Jo said...

A good novel should be readable. How very true that is. One book I remember finding a difficult read was the classic Lorna Doone. I never did finish it. I often say to the author, when reading, get on with the story. Some people waffle on into such unnecessary prose (is it to show that they can write this stuff?) that the story gets buried.

Peter said...

I think that sometimes book-prize judges are forced to choose the least bad from a selection of mediocre books.

Instead of promoting mediocrity, wouldn't it be great if they announced the following instead?
"None of these books is up to the standard of what we consider a good read, therefore no prize will be issued this year".

Glenda Larke said...

Sometimes I feel that any book prize is a bit iffy. How can it be otherwise? What we like is so very personal!! Perhaps it would be fairer if a top prize was never given, but rather the judges chose, say 5 top novels, and said, well, we think these are pretty good.

It's very much comparing apples and oranges and to say one is better than another is tough.

I think one of the most intriguing things I have found (both by being a writer and reading reviews of my own work, as well as reading reviews of other people's books,) is this: readers can say exactly opposite things about the same story.

Critic A: So exciting I couldn't put it down.
Critic B: Dull from beginning to end. Was bored out of my mind.
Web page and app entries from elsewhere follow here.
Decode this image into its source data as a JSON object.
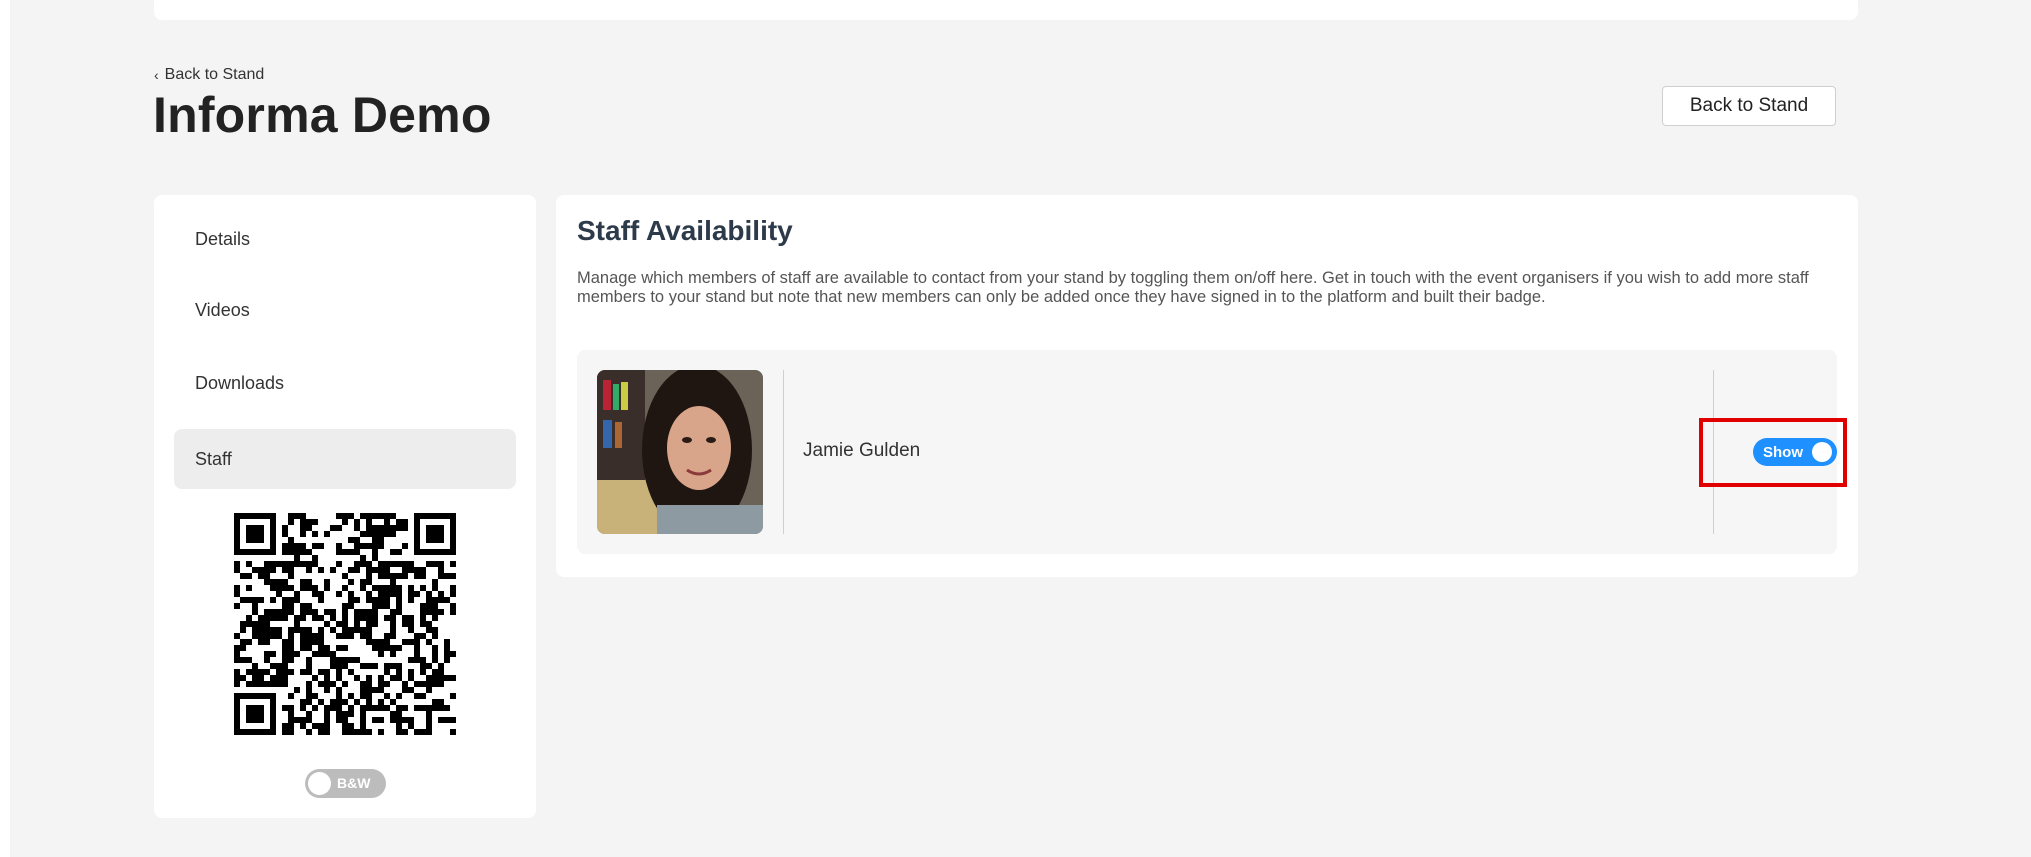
{
  "header": {
    "back_link": "Back to Stand",
    "title": "Informa Demo",
    "back_button": "Back to Stand"
  },
  "sidebar": {
    "items": [
      {
        "label": "Details",
        "active": false
      },
      {
        "label": "Videos",
        "active": false
      },
      {
        "label": "Downloads",
        "active": false
      },
      {
        "label": "Staff",
        "active": true
      }
    ],
    "bw_toggle_label": "B&W",
    "bw_toggle_on": false
  },
  "main": {
    "title": "Staff Availability",
    "description": "Manage which members of staff are available to contact from your stand by toggling them on/off here. Get in touch with the event organisers if you wish to add more staff members to your stand but note that new members can only be added once they have signed in to the platform and built their badge.",
    "staff": [
      {
        "name": "Jamie Gulden",
        "toggle_label": "Show",
        "visible": true
      }
    ]
  },
  "colors": {
    "accent": "#1e90ff",
    "highlight": "#e00000",
    "background": "#f4f4f4"
  }
}
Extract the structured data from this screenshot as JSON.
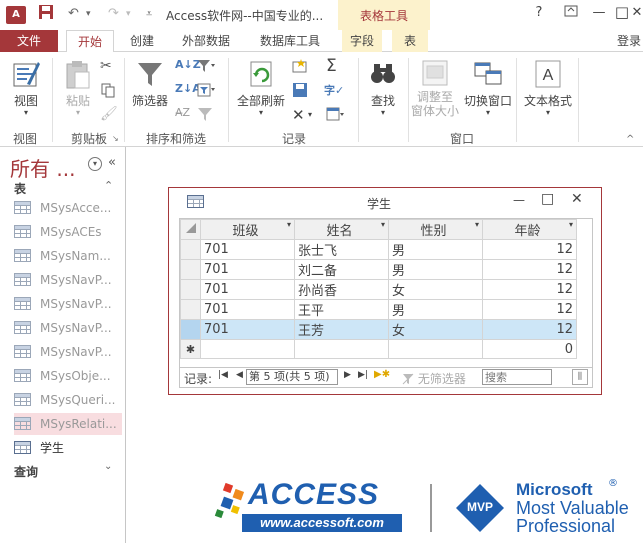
{
  "titlebar": {
    "app_icon": "A",
    "title": "Access软件网--中国专业的...",
    "context_title": "表格工具",
    "help": "?",
    "minimize": "—",
    "maximize": "□",
    "close": "✕"
  },
  "tabs": {
    "file": "文件",
    "home": "开始",
    "create": "创建",
    "external": "外部数据",
    "dbtools": "数据库工具",
    "fields": "字段",
    "table": "表",
    "signin": "登录"
  },
  "ribbon": {
    "view": "视图",
    "paste": "粘贴",
    "filter": "筛选器",
    "refresh_all": "全部刷新",
    "find": "查找",
    "resize_line1": "调整至",
    "resize_line2": "窗体大小",
    "switch_window": "切换窗口",
    "text_format": "文本格式",
    "groups": {
      "views": "视图",
      "clipboard": "剪贴板",
      "sort_filter": "排序和筛选",
      "records": "记录",
      "window": "窗口"
    }
  },
  "nav": {
    "title": "所有 ...",
    "section_tables": "表",
    "section_queries": "查询",
    "items": [
      {
        "label": "MSysAcce..."
      },
      {
        "label": "MSysACEs"
      },
      {
        "label": "MSysNam..."
      },
      {
        "label": "MSysNavP..."
      },
      {
        "label": "MSysNavP..."
      },
      {
        "label": "MSysNavP..."
      },
      {
        "label": "MSysNavP..."
      },
      {
        "label": "MSysObje..."
      },
      {
        "label": "MSysQueri..."
      },
      {
        "label": "MSysRelati..."
      },
      {
        "label": "学生"
      }
    ]
  },
  "datasheet": {
    "title": "学生",
    "columns": [
      "班级",
      "姓名",
      "性别",
      "年龄"
    ],
    "rows": [
      [
        "701",
        "张士飞",
        "男",
        "12"
      ],
      [
        "701",
        "刘二备",
        "男",
        "12"
      ],
      [
        "701",
        "孙尚香",
        "女",
        "12"
      ],
      [
        "701",
        "王平",
        "男",
        "12"
      ],
      [
        "701",
        "王芳",
        "女",
        "12"
      ]
    ],
    "new_row_marker": "✱",
    "new_row_default": "0",
    "record_label": "记录:",
    "record_status": "第 5 项(共 5 项)",
    "no_filter": "无筛选器",
    "search_placeholder": "搜索"
  },
  "logo": {
    "access": "ACCESS",
    "url": "www.accessoft.com",
    "mvp": "MVP",
    "microsoft": "Microsoft",
    "reg": "®",
    "most_valuable": "Most Valuable",
    "professional": "Professional"
  }
}
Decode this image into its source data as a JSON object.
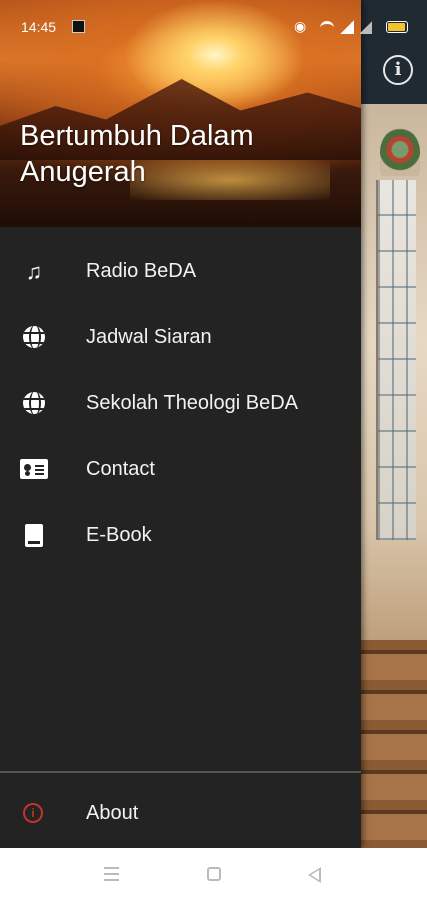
{
  "status_bar": {
    "time": "14:45"
  },
  "drawer": {
    "title": "Bertumbuh Dalam Anugerah",
    "items": [
      {
        "label": "Radio BeDA",
        "icon": "music-note-icon"
      },
      {
        "label": "Jadwal Siaran",
        "icon": "globe-icon"
      },
      {
        "label": "Sekolah Theologi BeDA",
        "icon": "globe-icon"
      },
      {
        "label": "Contact",
        "icon": "contact-card-icon"
      },
      {
        "label": "E-Book",
        "icon": "book-icon"
      }
    ],
    "footer": {
      "label": "About",
      "icon": "info-icon",
      "icon_color": "#c2332b"
    }
  },
  "colors": {
    "drawer_bg": "#232323",
    "header_accent": "#d9782c",
    "battery": "#f4c22b"
  },
  "background_app": {
    "toolbar_icon": "info-icon"
  },
  "navigation_bar": {
    "buttons": [
      "menu-icon",
      "home-icon",
      "back-icon"
    ]
  }
}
Critic C: Characterization was wonderful and believable.
Critic D: Flat characters who were just plain unbelievable.

And so on...

RobB said...

"hype sells books"
This is undeniably true, although I do wonder whether it works for the second and third books by the same author. My late brother-in-law told me to never buy a book whose cover had the author larger than the title. This stood me in good stead for a long time, but these days, I find just about all books have author more important than title.

Glenda Larke said...

RobB: that is so funny. We authors look on it as a rite of passage - or we used to. You started out with your name small and the title large, then when you got known, and your name was larger, we puffed up like peacocks in pride...

Which is exactly what your brother was getting at, of course. And now when I finally have my name writ large, so does everyone else. Sigh.

Jo said...

I still look for an author's name before I look at the title, I always assume a large name means a good writer. Not always the case maybe, but generally I think.

l-j-hayward said...

Reading is such a different experience to writing or even reviewing, though. I write, my two best friends don't and there are very few books we can agree on. What I think is tripe, they love. What I love, they hate. With a few exceptions, mainly ones where I'm completely swept up by story and characters that the internal editor doesn't get a say.

It was the varying views on Twilight a while back that highlighted the gaping chasm between just being able to read and not look at everything critically. My friends loved the books, I nearly dug my eyeballs out in frustration with the first one. And they couldn't understand why I kept harping on about show v tell, repitition, character development etc etc. "Why can't you just read it instead of trying to rewrite it?" they asked me. If I could do that, I'd probably be happier.

Cheers, Lisa.